While the crowd only grew in size as you get closer and closer to Boylston you’re still 4-5 miles out and you’ve got a long way to run. There aren’t many ‘oh cool’, landmarks and I knew I wouldn’t see any family along this part. So if anything, this, three miles from the finish, is the doldrums of the Boston Marathon (for me).
I also became aware that my stretch goal of 2:40 wasn’t going to happen and my goal of 2:45 was also slipping from my grasp. Slowly the heat, inexperience and exhaustion were taking their toll. I could feel my form slipping, my head tilting to the side, my foot striking in the wrong place, stride becoming more and more condensed. I kept mentally plugging myself back in and trying to regroup, but it just becomes difficult time and time again. However, the upshot was that I was getting closer and closer. I eventually saw the Kenmore sign and I was instantly elated. I now felt I was in Boston proper and running on roads I’d run hundreds of times before. I slowly felt the energy reserves release into my legs and I started to pick up the pace. At this point I was still easily passing people who were wilting under the warmer temperatures, I while I was feeling it too I dug deep and pushed on. Through Kenmore with the crowd getting me going and turned down Comm Ave and through the underpass. The last hill I thought to myself and quickened my pace up the short hill and up onto the street.
By now I could taste it, I knew, somewhere, just in front of me the finish loomed. I spotted people taking the right onto Hereford street. I started to surge, I knew I was no further than two or three minutes from the finish line.
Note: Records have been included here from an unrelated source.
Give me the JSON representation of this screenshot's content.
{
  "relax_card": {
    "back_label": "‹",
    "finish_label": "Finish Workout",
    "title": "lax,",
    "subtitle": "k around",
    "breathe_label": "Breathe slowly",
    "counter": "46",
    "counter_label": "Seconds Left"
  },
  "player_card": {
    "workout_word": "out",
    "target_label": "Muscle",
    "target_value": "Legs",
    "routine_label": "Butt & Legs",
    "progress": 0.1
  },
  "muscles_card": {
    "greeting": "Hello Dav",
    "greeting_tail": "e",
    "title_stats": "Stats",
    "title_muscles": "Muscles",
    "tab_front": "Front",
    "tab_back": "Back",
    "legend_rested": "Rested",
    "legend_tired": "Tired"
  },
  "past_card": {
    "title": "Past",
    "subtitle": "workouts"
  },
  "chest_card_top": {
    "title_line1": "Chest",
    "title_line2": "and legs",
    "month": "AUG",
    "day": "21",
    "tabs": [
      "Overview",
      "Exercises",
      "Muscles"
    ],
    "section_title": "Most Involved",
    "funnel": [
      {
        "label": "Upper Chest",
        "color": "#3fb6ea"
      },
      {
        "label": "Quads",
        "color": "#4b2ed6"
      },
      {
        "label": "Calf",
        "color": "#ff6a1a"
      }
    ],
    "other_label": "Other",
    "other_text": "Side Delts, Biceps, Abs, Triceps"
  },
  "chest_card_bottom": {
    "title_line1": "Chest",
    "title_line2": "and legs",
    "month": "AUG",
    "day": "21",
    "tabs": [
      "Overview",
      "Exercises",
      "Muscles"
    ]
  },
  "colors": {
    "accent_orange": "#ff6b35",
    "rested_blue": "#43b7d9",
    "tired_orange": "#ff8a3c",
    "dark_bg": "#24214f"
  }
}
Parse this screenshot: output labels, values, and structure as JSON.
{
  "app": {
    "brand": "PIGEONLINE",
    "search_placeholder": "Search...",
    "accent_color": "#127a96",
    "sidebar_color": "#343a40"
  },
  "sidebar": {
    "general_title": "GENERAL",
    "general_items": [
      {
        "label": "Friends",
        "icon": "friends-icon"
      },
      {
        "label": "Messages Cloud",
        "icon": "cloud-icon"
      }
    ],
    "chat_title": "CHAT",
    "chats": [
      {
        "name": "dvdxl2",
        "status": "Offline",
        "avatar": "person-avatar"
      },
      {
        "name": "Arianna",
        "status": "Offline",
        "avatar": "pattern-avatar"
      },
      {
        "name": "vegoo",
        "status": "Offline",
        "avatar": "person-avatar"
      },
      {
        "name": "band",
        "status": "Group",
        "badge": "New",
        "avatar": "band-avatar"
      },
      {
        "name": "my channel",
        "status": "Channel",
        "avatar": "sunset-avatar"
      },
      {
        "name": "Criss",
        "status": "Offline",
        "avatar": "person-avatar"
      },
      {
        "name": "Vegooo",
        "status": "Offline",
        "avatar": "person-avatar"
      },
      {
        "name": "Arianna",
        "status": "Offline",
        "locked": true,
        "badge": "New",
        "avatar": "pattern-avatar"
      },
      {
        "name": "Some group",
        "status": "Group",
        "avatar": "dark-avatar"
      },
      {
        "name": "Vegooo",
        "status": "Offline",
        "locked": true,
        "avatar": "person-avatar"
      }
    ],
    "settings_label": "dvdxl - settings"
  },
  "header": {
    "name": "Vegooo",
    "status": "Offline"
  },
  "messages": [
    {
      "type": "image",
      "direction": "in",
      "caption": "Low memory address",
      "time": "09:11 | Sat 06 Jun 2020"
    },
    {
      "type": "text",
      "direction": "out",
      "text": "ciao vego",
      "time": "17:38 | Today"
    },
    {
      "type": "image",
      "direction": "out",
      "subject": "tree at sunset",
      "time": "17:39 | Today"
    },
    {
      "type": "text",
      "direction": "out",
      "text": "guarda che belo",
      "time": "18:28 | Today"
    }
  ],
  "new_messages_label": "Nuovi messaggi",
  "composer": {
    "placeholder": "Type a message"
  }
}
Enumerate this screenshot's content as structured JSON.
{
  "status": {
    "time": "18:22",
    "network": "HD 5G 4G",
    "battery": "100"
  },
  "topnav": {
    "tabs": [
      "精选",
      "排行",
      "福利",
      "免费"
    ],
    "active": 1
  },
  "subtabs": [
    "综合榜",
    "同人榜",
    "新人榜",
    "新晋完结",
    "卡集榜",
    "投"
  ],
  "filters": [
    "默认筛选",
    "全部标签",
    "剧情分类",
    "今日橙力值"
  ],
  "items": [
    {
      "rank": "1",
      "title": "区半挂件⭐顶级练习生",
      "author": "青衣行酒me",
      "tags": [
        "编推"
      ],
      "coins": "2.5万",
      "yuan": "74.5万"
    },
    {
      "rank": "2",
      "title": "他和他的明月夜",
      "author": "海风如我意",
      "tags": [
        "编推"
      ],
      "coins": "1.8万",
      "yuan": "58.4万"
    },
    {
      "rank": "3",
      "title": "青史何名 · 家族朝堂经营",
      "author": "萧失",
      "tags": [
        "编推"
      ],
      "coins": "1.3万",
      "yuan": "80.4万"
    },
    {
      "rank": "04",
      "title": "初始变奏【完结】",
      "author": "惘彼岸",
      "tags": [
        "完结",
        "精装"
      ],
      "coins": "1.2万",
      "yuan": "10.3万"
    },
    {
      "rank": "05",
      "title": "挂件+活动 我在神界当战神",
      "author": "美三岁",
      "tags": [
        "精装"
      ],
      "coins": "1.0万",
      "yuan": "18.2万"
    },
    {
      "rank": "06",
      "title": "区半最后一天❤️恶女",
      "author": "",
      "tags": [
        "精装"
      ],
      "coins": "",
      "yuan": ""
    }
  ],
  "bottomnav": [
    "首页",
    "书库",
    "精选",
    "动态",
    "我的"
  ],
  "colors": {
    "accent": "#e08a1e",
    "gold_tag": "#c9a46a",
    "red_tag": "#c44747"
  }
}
I started to drive harder and took the hard right on to Herford and saw Boylston just ahead, pushing hard I tried to keep my turnover up and ignore my tired legs. Little did I know that right then I cruised by Carly and the rest of my family who had found a primo spot on Hereford. Huge cut-out heads and all they screamed (I found this all out later) as I pushed towards the finish… At this point all I was aware of was the general noise of the crowd and my desire to get across that finish line as quickly as possible.
Taking the hard left onto Boylston I saw it, just a few hundred meters away, the finish loomed large. Boylston seemed strangely wide with only a few runners down its length. The crowds on either side shouted encouragement and felt strong I pushed hard with a solid effort in the final meters to cross the line.
And then, just like that, it’s over, you suddenly become acutely aware of the throbbing knee, the right foot that must be one big blister and the general exhaustion. I walked on, towards the aid tents and volunteers who handed out the medals, water and copious ‘Congratulations’. I slowly made my way away from the start to the location Carly and I had picked out to meet near the Hancock Tower. I had my picture taken a few times and not till a few minutes later did I even realize I still had the tape over my nipples, it had worked like a charm! I found a small spot on the curb and laid down to wait for my family. I had no idea how long they’d be (or where they were) so I just zoned out and blankly stared at other runners meeting their families after the race. I had done it, the race that decades ago was nothing more than a joke finally materialized. In the end I ran a 2:48, a solid time that, for both my first Boston and second marathon I’m incredibly happy with. Could I run faster? Perhaps, but today, that was the time my body could muster and that was enough for me.
I was happy and ready for some BBQ. A huge thanks to my entire family who showed up and supported me on Race day and of course a very special thanks to Carly who gets me through every race.
Short Video of me going down Hereford: